Porter hadn’t really invented any of these techniques, but few filmmakers have ever invented anything on their own – even Méliès the Great stole and borrowed just as much as anyone. Just as Méliès, Porter was able to refine and develop many techniques, purposely using some of them as central building blocks, where others might have just touched upon them. One of the reasons he is hailed as the father of the narrative film in the US is that The Great Train Robbery was so immensely popular, and basically set the template for what the western film would look like. While the film didn’t yet save the American movie industry, which would continue to struggle with the dominance of French films, partly due to a rigid movie industry more interested in selling film than producing them, he did usher in a new era of filmmaking, which would eventually come into full bloom with D.W. Griffith and Cecil B. DeMille. Ironically these directors, who owed so much to his pioneering work, would again bring about a new style of filmmaking, which Porter couldn’t wrap his head around – and either could not or would not adapt to. Like Méliès, like William Booth, Ferdinand Zecca and Alice Guy Blaché, he would get overrun by the feature-length blockbuster film, by a rising Hollywood in the west, faster cuts and more careless camera handling, a language of film he did not speak.
Porter didn’t have much to do with science fiction after the Happy Hooligan film, as was largely the case with America as a whole, even if there were dabblers here and there. J. Stuart Blackton dabbled a bit, in particular with a film called Liquid Electricity; or, The Inventor’s Galvanic Fluid (1907), which sort of, kind of, was sci-fi, and a futuristic film, The Airship; or, 100 Years Hence (1908), describing aviation in the future. But as a whole, science fiction really was a European affair pretty much up to the thirties, with the birth of the monster movie as well as the film serial.

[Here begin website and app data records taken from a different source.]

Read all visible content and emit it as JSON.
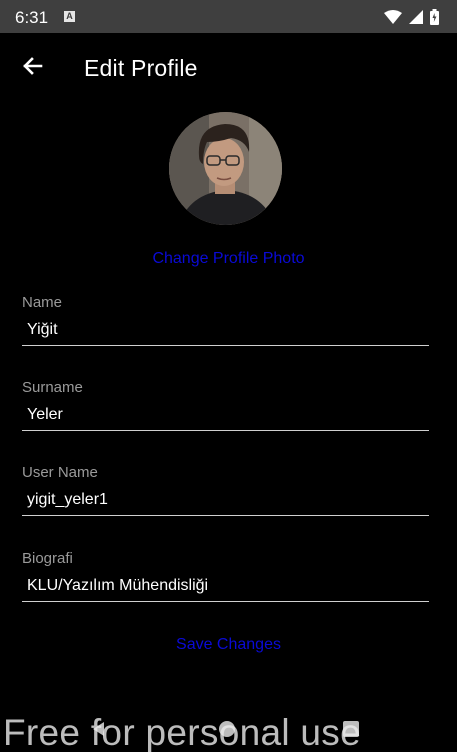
{
  "status_bar": {
    "time": "6:31",
    "notification_badge": "A",
    "icons": [
      "wifi-icon",
      "cell-signal-icon",
      "battery-icon"
    ]
  },
  "app_bar": {
    "title": "Edit Profile",
    "back_icon": "arrow-left-icon"
  },
  "profile": {
    "change_photo_label": "Change Profile Photo"
  },
  "fields": {
    "name": {
      "label": "Name",
      "value": "Yiğit"
    },
    "surname": {
      "label": "Surname",
      "value": "Yeler"
    },
    "username": {
      "label": "User Name",
      "value": "yigit_yeler1"
    },
    "biography": {
      "label": "Biografi",
      "value": "KLU/Yazılım Mühendisliği"
    }
  },
  "actions": {
    "save_label": "Save Changes"
  },
  "watermark": "Free for personal use",
  "colors": {
    "background": "#000000",
    "status_bar": "#3f3f3f",
    "link": "#0a0ad6",
    "label": "#9a9a9a",
    "underline": "#d0d0d0"
  }
}
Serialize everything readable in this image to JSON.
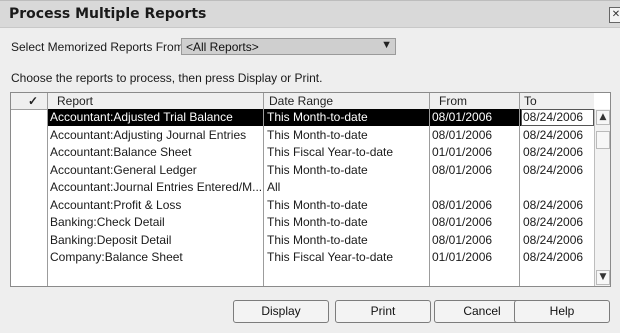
{
  "window": {
    "title": "Process Multiple Reports"
  },
  "select": {
    "label": "Select Memorized Reports From",
    "value": "<All Reports>"
  },
  "instructions": "Choose the reports to process, then press Display or Print.",
  "table": {
    "headers": {
      "check": "✓",
      "report": "Report",
      "range": "Date Range",
      "from": "From",
      "to": "To"
    },
    "rows": [
      {
        "report": "Accountant:Adjusted Trial Balance",
        "range": "This Month-to-date",
        "from": "08/01/2006",
        "to": "08/24/2006",
        "selected": true
      },
      {
        "report": "Accountant:Adjusting Journal Entries",
        "range": "This Month-to-date",
        "from": "08/01/2006",
        "to": "08/24/2006"
      },
      {
        "report": "Accountant:Balance Sheet",
        "range": "This Fiscal Year-to-date",
        "from": "01/01/2006",
        "to": "08/24/2006"
      },
      {
        "report": "Accountant:General Ledger",
        "range": "This Month-to-date",
        "from": "08/01/2006",
        "to": "08/24/2006"
      },
      {
        "report": "Accountant:Journal Entries Entered/M...",
        "range": "All",
        "from": "",
        "to": ""
      },
      {
        "report": "Accountant:Profit & Loss",
        "range": "This Month-to-date",
        "from": "08/01/2006",
        "to": "08/24/2006"
      },
      {
        "report": "Banking:Check Detail",
        "range": "This Month-to-date",
        "from": "08/01/2006",
        "to": "08/24/2006"
      },
      {
        "report": "Banking:Deposit Detail",
        "range": "This Month-to-date",
        "from": "08/01/2006",
        "to": "08/24/2006"
      },
      {
        "report": "Company:Balance Sheet",
        "range": "This Fiscal Year-to-date",
        "from": "01/01/2006",
        "to": "08/24/2006"
      }
    ]
  },
  "buttons": {
    "display": "Display",
    "print": "Print",
    "cancel": "Cancel",
    "help": "Help"
  }
}
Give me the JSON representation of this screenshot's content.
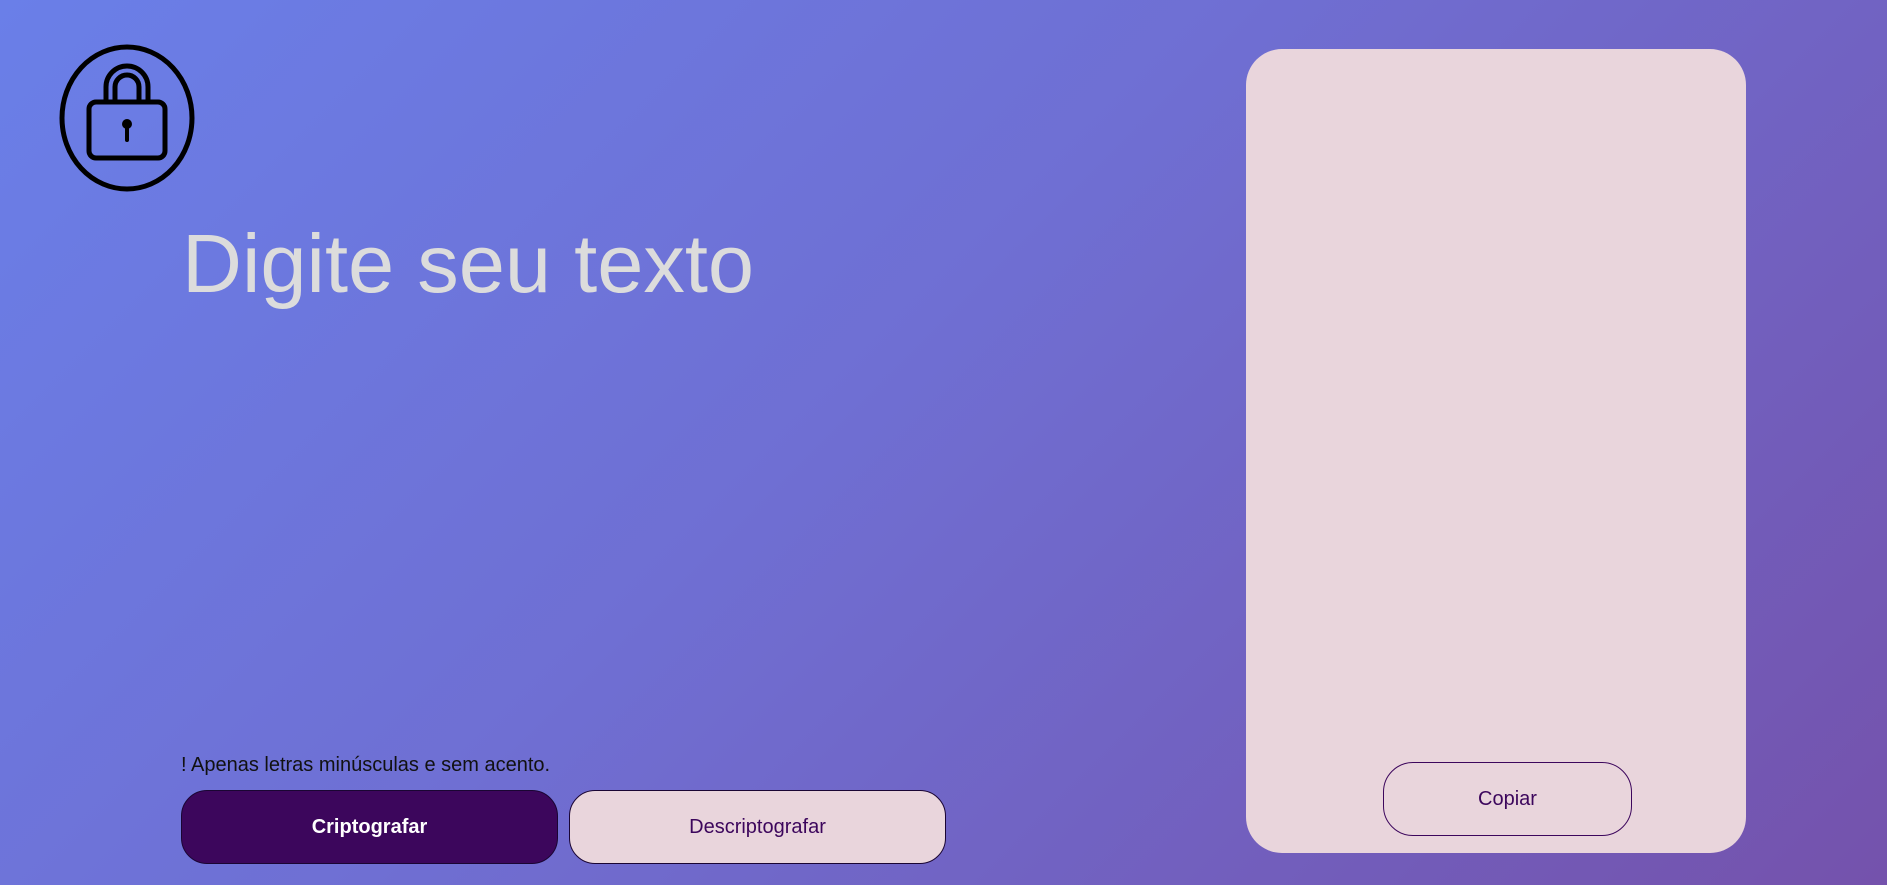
{
  "logo": {
    "icon": "lock-icon"
  },
  "input": {
    "placeholder": "Digite seu texto",
    "value": ""
  },
  "hint": {
    "text": "! Apenas letras minúsculas e sem acento."
  },
  "buttons": {
    "encrypt_label": "Criptografar",
    "decrypt_label": "Descriptografar"
  },
  "output": {
    "text": "",
    "copy_label": "Copiar"
  },
  "colors": {
    "accent": "#3c065c",
    "panel": "#e9d5dc",
    "gradient_start": "#6a7fe8",
    "gradient_end": "#7452ac"
  }
}
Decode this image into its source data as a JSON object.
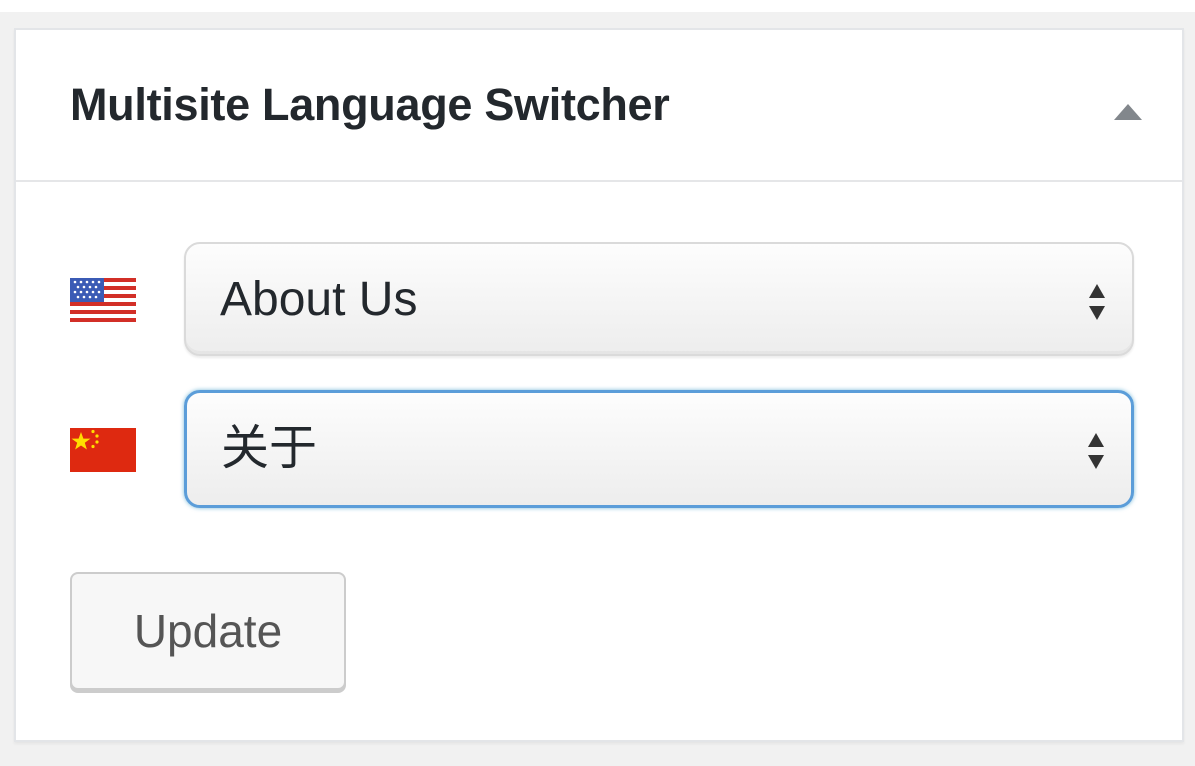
{
  "colors": {
    "panel_background": "#ffffff",
    "page_background": "#f1f1f1",
    "focus_border": "#5b9dd9",
    "title_text": "#23282d"
  },
  "postbox": {
    "title": "Multisite Language Switcher",
    "toggle_icon": "triangle-up-icon"
  },
  "languages": [
    {
      "flag_icon": "us-flag-icon",
      "selected": "About Us",
      "focused": false
    },
    {
      "flag_icon": "china-flag-icon",
      "selected": "关于",
      "focused": true
    }
  ],
  "actions": {
    "update_label": "Update"
  }
}
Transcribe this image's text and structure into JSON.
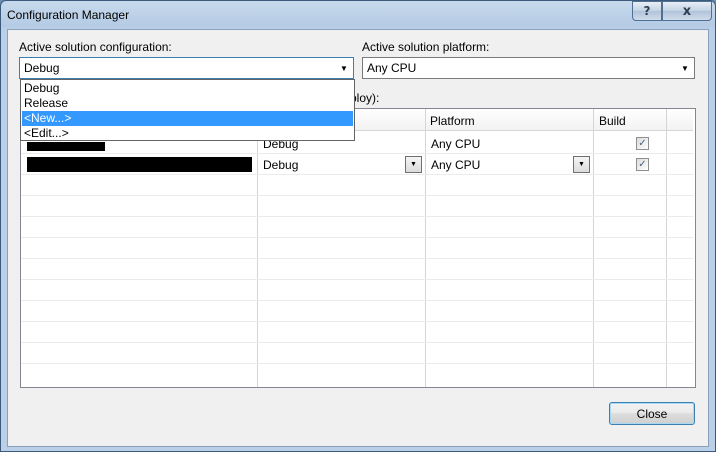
{
  "window": {
    "title": "Configuration Manager",
    "help_glyph": "?",
    "close_glyph": "x"
  },
  "solution_config": {
    "label": "Active solution configuration:",
    "value": "Debug",
    "options": [
      "Debug",
      "Release",
      "<New...>",
      "<Edit...>"
    ],
    "highlighted_option": "<New...>"
  },
  "solution_platform": {
    "label": "Active solution platform:",
    "value": "Any CPU"
  },
  "project_contexts": {
    "label_visible_fragment": "ploy):",
    "columns": [
      "Platform",
      "Build"
    ],
    "rows": [
      {
        "configuration": "Debug",
        "platform": "Any CPU",
        "build": true
      },
      {
        "configuration": "Debug",
        "platform": "Any CPU",
        "build": true
      }
    ]
  },
  "buttons": {
    "close": "Close"
  },
  "icons": {
    "dropdown_arrow": "▼",
    "check": "✓"
  }
}
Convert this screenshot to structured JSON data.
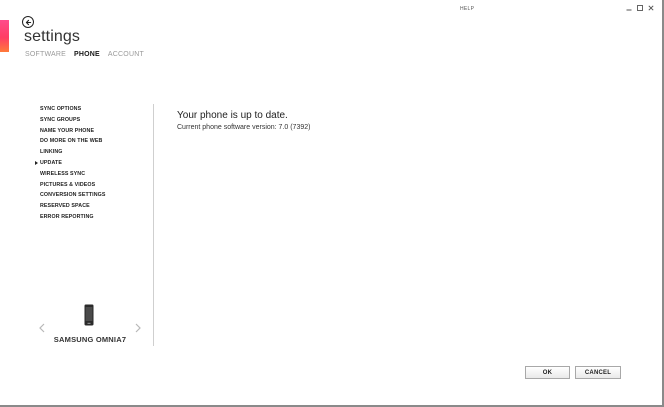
{
  "app": {
    "title": "settings",
    "help_label": "HELP",
    "accent_colors": [
      "#ff4b8b",
      "#ff3d64",
      "#ff7a3a"
    ]
  },
  "tabs": [
    {
      "label": "SOFTWARE",
      "active": false
    },
    {
      "label": "PHONE",
      "active": true
    },
    {
      "label": "ACCOUNT",
      "active": false
    }
  ],
  "sidebar": {
    "items": [
      {
        "label": "SYNC OPTIONS"
      },
      {
        "label": "SYNC GROUPS"
      },
      {
        "label": "NAME YOUR PHONE"
      },
      {
        "label": "DO MORE ON THE WEB"
      },
      {
        "label": "LINKING"
      },
      {
        "label": "UPDATE",
        "selected": true
      },
      {
        "label": "WIRELESS SYNC"
      },
      {
        "label": "PICTURES & VIDEOS"
      },
      {
        "label": "CONVERSION SETTINGS"
      },
      {
        "label": "RESERVED SPACE"
      },
      {
        "label": "ERROR REPORTING"
      }
    ]
  },
  "main": {
    "heading": "Your phone is up to date.",
    "subtext": "Current phone software version: 7.0 (7392)"
  },
  "device": {
    "name": "SAMSUNG OMNIA7",
    "icon": "phone-icon"
  },
  "buttons": {
    "ok_label": "OK",
    "cancel_label": "CANCEL"
  }
}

The Twentieth Century Tramp; or, Happy Hooligan and His Airship. 1902, USA. Directed & filmed by Edwin S. Porter. Based on the comic strip character Happy Hooligan by Frederick Opper. Starring: J. Stuart Blackton.